# EXERCISE GOAL
Go through the data below and gather each line containing "this".

# PROVIDED INFORMATION
* * * * * * * * *

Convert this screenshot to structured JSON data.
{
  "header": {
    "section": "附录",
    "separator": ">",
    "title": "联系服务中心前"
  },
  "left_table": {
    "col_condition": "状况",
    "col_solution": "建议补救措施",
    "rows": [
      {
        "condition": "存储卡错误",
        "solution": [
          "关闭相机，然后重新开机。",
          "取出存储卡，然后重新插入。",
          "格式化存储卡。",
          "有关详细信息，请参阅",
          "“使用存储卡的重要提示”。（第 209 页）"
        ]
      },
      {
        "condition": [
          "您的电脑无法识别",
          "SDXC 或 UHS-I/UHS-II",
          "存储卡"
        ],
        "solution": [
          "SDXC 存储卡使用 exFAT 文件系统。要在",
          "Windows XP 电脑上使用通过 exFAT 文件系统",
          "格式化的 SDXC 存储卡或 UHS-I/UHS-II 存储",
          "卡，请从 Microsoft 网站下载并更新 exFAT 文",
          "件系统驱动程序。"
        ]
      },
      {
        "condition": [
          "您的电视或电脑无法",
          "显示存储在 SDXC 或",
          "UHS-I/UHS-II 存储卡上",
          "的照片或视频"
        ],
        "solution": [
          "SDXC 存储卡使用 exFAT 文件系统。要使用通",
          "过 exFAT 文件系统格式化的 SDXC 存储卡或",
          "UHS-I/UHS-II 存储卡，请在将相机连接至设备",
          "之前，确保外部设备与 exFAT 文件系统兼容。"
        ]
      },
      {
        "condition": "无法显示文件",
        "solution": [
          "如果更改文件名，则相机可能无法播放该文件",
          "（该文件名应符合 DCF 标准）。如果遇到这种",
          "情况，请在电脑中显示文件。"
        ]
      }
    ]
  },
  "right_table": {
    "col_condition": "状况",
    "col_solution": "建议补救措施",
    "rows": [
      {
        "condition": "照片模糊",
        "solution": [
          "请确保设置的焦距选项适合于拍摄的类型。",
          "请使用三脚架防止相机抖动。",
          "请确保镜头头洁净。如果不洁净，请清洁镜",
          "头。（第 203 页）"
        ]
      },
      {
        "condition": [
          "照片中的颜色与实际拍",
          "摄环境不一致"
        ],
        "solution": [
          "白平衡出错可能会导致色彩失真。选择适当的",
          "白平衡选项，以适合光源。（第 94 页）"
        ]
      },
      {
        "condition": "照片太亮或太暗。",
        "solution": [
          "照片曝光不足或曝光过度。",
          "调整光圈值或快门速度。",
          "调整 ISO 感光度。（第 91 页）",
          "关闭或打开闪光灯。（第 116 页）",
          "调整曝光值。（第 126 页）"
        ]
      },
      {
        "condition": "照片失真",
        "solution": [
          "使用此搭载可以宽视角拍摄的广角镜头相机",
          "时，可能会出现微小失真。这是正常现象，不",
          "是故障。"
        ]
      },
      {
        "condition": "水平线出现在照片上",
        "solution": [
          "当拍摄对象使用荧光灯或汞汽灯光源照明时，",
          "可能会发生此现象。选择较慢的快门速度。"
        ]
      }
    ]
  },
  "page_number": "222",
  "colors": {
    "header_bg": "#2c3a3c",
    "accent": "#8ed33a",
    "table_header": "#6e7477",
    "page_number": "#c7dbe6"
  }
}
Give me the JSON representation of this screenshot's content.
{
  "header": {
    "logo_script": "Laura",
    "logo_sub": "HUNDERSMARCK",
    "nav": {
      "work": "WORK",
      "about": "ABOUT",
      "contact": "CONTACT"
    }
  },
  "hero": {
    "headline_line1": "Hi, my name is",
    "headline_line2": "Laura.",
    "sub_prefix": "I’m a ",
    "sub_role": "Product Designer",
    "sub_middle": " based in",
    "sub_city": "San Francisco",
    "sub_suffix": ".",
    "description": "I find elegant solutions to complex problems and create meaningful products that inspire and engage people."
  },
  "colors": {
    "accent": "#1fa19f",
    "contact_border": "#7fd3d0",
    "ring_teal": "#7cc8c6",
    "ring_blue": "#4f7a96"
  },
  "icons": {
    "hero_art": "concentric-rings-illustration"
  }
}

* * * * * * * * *

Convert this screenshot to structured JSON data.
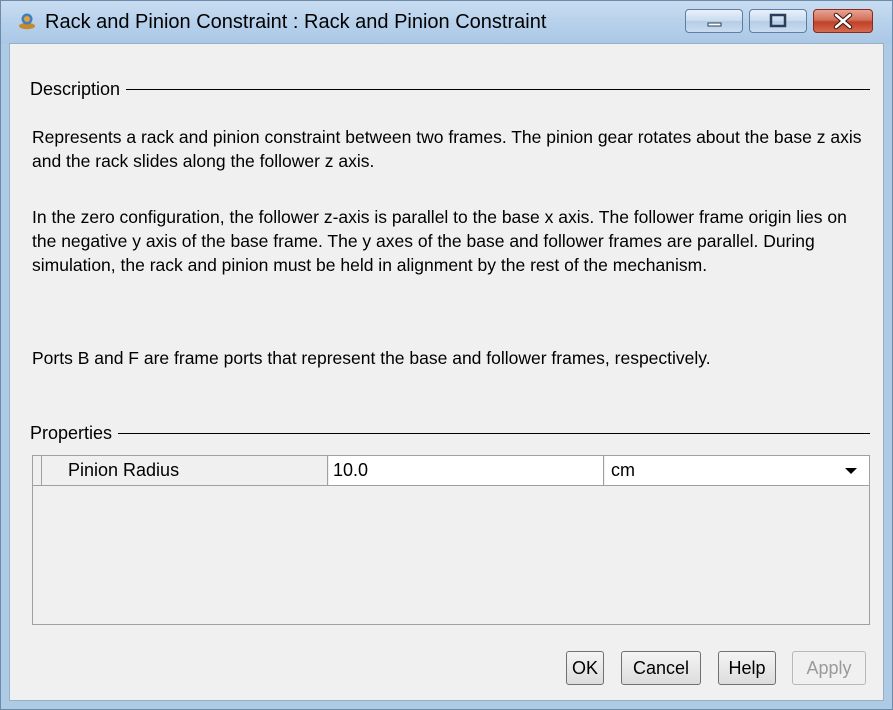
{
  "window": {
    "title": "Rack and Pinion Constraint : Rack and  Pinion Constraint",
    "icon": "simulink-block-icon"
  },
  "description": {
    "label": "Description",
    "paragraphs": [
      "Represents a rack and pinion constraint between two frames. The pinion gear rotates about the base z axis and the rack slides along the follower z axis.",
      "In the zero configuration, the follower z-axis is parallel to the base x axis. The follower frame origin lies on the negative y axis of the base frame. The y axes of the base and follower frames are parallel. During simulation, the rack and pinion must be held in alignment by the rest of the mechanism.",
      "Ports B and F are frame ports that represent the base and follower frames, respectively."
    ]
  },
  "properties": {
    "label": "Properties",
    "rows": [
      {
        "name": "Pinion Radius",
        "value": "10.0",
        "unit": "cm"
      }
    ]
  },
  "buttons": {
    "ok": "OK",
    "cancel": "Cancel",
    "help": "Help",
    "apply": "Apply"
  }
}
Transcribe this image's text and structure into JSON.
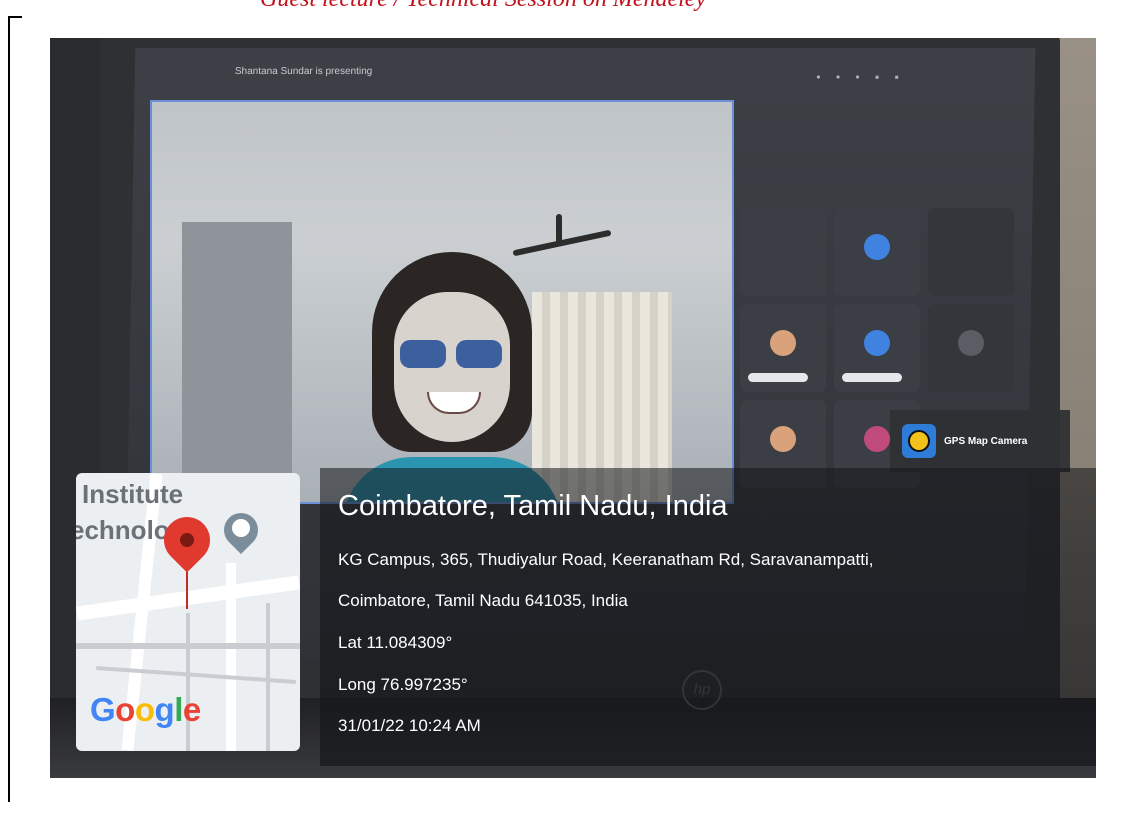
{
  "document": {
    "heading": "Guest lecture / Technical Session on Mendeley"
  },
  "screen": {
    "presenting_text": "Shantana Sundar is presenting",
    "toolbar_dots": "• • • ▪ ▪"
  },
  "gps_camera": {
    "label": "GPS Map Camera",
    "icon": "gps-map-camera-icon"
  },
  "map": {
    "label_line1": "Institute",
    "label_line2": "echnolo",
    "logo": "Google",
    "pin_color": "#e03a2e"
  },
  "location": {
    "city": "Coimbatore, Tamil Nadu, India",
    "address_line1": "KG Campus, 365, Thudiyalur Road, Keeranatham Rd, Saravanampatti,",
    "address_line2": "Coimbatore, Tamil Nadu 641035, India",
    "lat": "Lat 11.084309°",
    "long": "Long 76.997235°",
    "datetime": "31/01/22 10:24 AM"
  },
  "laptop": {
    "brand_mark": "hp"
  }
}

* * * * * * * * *

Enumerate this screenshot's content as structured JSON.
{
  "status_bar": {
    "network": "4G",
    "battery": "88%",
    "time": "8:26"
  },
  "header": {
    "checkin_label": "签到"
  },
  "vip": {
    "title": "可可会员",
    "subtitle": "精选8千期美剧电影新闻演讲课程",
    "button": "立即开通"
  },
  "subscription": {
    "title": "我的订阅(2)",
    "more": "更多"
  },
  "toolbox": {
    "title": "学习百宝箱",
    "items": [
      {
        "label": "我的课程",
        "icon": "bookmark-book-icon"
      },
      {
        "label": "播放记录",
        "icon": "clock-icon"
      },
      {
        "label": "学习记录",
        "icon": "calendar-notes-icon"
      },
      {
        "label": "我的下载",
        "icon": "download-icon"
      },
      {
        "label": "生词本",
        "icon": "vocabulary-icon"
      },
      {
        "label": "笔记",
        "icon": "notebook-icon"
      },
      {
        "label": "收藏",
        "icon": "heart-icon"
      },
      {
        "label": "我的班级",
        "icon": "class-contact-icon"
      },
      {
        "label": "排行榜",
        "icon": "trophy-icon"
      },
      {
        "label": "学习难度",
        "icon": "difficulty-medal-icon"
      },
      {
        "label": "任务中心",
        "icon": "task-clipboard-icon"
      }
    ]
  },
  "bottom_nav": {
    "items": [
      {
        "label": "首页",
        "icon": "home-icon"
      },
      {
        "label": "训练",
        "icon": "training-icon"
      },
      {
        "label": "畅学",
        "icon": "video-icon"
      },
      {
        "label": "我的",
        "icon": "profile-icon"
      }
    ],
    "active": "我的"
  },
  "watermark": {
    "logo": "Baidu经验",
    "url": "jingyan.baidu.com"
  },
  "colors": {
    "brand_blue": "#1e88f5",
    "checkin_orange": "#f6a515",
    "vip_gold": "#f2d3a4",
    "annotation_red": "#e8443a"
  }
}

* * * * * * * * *

# EXERCISE ANSWER
Convert this screenshot to structured JSON data.
Give me the JSON representation of this screenshot's content.
Convert this screenshot to structured JSON data.
Transcribe this image's text and structure into JSON.
Enumerate this screenshot's content as structured JSON.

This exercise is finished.